A series of laboratory experiments were conducted with acrylic cylinder arrays to investigate surface gas transfer rates in vegetated flows.
The behaviors of mean and turbulent flow statistics under different array densities and submergence ratios are discussed.
A modified surface renewal model using TKE production as an indicator of gas transfer efficiency is developed.
The modified surface renewal model shows the need for different Reynolds number criteria for emergent and submerged vegetation.
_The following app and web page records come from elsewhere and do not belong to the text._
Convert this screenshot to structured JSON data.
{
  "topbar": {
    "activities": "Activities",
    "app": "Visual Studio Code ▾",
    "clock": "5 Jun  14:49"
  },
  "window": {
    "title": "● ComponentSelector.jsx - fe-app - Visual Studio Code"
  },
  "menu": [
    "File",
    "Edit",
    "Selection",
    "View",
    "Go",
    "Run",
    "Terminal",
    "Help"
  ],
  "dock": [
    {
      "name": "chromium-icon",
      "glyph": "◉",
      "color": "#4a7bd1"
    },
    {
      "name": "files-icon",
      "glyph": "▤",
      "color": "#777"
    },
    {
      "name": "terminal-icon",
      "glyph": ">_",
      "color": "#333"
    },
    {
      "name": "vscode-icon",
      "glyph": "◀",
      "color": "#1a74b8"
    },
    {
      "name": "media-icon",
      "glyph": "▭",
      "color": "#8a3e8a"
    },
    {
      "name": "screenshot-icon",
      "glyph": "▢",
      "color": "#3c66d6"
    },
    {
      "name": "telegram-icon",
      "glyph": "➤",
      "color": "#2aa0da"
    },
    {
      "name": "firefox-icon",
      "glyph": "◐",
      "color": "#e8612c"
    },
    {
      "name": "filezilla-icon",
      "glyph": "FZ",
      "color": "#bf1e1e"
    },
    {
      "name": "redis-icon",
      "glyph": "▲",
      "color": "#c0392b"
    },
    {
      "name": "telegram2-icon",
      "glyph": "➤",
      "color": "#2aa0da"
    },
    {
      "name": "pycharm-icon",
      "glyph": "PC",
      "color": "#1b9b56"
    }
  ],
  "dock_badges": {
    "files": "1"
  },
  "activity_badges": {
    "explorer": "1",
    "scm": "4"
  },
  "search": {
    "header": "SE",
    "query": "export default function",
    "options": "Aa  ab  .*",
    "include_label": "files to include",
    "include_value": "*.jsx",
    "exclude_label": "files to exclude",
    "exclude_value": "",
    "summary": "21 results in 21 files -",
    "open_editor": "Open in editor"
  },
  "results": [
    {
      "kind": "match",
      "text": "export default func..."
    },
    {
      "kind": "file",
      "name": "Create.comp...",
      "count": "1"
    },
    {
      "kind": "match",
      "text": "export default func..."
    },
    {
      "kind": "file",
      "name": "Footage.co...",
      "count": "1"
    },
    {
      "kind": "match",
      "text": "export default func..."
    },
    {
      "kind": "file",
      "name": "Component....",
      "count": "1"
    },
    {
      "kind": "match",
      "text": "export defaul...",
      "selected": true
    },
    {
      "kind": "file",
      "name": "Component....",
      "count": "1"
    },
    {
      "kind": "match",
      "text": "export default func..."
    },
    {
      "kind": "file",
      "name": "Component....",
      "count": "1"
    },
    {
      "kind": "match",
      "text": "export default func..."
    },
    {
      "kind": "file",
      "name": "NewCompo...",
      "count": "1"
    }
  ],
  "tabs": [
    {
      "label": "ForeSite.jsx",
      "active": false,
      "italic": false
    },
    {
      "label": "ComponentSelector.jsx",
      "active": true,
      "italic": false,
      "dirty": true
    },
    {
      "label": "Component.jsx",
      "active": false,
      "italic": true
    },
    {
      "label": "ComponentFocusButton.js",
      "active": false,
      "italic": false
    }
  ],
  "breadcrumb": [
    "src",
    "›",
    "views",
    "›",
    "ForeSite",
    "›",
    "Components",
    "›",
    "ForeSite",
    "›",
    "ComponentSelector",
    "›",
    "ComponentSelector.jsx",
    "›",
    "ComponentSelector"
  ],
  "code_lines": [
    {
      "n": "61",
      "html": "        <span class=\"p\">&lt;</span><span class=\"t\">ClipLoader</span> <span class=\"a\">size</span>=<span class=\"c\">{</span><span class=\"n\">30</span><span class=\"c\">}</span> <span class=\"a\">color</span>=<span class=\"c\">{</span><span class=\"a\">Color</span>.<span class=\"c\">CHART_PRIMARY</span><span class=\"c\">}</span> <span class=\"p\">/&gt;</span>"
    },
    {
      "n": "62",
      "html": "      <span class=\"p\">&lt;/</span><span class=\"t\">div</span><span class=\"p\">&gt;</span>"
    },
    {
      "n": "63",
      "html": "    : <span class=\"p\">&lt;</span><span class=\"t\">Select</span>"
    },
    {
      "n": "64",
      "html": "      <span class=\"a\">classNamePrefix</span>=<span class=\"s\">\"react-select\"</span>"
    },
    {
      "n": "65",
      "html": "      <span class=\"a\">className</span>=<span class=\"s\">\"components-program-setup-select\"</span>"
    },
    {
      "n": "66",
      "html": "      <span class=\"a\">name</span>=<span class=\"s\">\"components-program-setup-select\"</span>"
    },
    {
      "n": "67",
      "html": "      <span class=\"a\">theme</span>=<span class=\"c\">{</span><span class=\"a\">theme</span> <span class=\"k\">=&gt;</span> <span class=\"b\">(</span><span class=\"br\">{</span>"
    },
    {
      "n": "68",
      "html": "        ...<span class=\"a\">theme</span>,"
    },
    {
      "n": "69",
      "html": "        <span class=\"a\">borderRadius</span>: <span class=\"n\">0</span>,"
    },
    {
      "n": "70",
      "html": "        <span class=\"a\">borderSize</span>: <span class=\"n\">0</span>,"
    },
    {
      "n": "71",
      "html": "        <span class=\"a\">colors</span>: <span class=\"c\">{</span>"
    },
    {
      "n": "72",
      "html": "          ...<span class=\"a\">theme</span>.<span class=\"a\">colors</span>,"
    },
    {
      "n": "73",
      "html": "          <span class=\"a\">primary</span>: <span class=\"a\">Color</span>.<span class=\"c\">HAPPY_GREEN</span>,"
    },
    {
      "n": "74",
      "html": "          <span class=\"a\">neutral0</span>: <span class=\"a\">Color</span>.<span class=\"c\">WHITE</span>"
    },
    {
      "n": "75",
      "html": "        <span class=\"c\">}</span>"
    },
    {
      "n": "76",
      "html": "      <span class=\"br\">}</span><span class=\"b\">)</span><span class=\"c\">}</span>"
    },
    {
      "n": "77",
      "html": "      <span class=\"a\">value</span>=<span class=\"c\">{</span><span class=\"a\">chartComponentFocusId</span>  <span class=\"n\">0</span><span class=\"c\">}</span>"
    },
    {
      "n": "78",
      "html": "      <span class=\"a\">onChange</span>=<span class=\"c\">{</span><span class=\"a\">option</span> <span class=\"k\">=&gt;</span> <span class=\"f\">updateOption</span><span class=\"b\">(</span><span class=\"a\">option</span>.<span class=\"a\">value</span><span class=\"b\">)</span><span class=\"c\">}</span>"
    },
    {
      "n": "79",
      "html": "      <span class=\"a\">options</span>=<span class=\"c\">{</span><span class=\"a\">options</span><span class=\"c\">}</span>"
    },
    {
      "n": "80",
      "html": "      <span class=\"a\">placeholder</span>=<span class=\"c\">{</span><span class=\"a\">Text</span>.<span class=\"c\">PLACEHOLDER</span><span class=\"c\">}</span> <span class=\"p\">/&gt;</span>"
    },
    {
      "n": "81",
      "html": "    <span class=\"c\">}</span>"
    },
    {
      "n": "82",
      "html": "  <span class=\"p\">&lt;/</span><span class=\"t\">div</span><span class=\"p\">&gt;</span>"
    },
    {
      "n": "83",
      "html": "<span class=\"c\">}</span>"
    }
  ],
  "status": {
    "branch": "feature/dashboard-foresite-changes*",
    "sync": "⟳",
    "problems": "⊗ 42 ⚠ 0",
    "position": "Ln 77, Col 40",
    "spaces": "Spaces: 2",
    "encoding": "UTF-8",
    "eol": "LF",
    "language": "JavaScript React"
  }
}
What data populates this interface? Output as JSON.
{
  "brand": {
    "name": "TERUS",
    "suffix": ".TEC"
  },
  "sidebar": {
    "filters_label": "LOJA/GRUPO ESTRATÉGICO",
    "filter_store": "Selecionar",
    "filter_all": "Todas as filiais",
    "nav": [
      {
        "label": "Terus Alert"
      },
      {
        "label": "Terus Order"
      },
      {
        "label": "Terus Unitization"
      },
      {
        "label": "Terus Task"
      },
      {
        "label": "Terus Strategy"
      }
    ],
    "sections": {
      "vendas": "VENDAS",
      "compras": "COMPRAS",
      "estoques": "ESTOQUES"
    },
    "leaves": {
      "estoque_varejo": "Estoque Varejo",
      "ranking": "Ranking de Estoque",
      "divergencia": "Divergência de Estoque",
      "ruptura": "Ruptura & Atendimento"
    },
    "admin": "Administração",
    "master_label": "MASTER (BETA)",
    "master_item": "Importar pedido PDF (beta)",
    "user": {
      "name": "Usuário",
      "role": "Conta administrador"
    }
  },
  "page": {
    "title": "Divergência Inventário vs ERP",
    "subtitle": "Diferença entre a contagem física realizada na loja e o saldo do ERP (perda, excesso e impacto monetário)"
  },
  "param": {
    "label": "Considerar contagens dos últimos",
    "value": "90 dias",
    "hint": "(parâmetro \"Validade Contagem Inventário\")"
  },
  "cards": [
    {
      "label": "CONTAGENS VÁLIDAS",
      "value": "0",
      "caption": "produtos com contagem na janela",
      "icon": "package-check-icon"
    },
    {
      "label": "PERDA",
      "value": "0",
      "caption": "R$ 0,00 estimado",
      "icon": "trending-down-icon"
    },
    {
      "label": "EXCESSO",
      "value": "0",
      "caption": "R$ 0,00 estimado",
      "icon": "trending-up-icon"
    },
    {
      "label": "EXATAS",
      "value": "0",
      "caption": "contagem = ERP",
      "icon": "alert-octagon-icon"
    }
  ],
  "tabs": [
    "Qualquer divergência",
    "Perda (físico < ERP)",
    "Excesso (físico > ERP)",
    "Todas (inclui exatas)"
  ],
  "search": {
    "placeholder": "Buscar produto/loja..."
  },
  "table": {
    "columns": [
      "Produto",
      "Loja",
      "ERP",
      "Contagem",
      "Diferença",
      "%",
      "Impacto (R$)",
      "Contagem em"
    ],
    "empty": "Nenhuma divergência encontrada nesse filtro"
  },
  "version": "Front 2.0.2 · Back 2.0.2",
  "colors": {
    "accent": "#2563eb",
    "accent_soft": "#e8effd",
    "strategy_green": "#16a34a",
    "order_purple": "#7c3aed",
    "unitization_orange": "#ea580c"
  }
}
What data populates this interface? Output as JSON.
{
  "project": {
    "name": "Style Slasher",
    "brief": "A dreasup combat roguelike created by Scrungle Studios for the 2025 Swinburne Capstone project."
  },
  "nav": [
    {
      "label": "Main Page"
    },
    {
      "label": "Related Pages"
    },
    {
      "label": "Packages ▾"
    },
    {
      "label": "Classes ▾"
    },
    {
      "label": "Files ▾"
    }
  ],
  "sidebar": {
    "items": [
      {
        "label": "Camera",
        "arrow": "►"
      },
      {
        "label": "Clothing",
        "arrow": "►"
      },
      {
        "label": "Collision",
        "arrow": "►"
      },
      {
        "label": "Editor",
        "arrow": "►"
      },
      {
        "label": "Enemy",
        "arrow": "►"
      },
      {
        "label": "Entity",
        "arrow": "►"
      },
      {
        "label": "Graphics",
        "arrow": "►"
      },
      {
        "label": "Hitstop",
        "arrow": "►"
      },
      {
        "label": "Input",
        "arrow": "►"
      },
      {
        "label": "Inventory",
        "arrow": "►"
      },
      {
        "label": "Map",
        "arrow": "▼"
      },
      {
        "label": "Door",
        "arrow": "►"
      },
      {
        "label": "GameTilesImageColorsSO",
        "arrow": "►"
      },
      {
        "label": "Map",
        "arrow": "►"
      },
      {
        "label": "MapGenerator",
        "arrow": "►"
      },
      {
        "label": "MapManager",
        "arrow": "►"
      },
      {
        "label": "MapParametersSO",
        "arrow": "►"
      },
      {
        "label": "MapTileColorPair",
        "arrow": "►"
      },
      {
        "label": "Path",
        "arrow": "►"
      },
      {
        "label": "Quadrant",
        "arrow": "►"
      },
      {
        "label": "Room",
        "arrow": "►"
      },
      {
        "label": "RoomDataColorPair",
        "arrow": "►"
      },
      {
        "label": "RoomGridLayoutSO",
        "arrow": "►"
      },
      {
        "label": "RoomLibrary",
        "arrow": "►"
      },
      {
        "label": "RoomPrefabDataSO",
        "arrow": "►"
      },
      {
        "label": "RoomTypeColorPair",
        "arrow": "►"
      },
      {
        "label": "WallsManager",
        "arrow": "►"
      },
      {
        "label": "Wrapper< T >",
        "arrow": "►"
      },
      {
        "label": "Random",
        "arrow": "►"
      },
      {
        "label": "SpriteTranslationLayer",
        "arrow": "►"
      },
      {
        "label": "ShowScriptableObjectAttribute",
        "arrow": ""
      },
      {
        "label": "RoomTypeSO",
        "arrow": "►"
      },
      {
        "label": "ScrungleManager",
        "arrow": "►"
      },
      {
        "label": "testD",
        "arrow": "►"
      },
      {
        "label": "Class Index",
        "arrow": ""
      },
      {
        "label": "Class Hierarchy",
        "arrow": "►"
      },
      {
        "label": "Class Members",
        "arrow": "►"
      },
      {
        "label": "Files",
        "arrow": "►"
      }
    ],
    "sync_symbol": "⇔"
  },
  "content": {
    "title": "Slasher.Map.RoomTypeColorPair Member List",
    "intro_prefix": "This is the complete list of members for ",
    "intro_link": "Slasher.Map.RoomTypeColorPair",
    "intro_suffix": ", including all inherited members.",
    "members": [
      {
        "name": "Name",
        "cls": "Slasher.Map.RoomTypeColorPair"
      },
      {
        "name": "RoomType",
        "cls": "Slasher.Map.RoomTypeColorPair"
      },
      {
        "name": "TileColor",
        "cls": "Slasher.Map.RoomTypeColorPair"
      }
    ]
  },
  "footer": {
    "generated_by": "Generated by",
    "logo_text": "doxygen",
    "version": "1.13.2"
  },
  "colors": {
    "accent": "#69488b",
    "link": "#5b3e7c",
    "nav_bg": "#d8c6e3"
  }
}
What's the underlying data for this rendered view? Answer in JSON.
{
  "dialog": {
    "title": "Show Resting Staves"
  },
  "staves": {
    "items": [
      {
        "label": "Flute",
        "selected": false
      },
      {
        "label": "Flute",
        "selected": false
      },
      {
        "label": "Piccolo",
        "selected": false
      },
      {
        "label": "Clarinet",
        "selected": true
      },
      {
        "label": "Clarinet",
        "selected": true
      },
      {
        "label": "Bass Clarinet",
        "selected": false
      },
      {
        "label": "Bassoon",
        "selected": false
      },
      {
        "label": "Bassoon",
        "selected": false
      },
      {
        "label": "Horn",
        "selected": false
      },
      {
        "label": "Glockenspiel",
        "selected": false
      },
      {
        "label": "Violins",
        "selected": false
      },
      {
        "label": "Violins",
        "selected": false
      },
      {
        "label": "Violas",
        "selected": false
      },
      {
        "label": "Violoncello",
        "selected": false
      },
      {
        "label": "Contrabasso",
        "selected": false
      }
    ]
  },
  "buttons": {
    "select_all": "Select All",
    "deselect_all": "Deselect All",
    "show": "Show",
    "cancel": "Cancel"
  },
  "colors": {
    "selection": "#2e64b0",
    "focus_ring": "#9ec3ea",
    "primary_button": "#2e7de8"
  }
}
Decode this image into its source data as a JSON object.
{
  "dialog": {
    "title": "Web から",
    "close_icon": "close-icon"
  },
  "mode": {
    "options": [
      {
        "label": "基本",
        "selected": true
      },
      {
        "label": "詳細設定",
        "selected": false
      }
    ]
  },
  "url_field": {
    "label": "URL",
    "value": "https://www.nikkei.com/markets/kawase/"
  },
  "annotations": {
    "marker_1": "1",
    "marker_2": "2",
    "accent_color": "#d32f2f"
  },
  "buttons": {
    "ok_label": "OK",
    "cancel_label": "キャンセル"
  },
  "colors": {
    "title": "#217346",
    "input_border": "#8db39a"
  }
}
Turbulence generated by aquatic vegetation in lakes, estuaries, and rivers can significantly alter the flow structure throughout the entire water column, affecting gas transfer mechanisms at the air-water interface, thus modifying indicators of water quality. A series of laboratory experiments with rigid, acrylic cylinder arrays to mimic vegetation was conducted in a recirculating Odell-Kovasznay type race-track flume. Particle Image Velocimetry was used to characterize mean and turbulent flow statistics, to investigate the effect of emergent and submerged vegetation on gas transfer rate in terms of turbulent kinetic energy (TKE), Reynolds stresses, and TKE production. Surface gas transfer rates were determined by measuring dissolved oxygen concentration during re-aeration using an optical sensor. The results provided new insights on how stem- and canopy-scale turbulence affect the surface gas transfer rate at different submergence ratios and array densities. The relation between mean flow velocity and TKE production in each scenario is discussed, and a modified surface renewal model using TKE production as an indicator of gas transfer efficiency is developed to more accurately predict surface gas transfer rates in vegetated streams.
© 2020 The Authors. Published by Elsevier Ltd.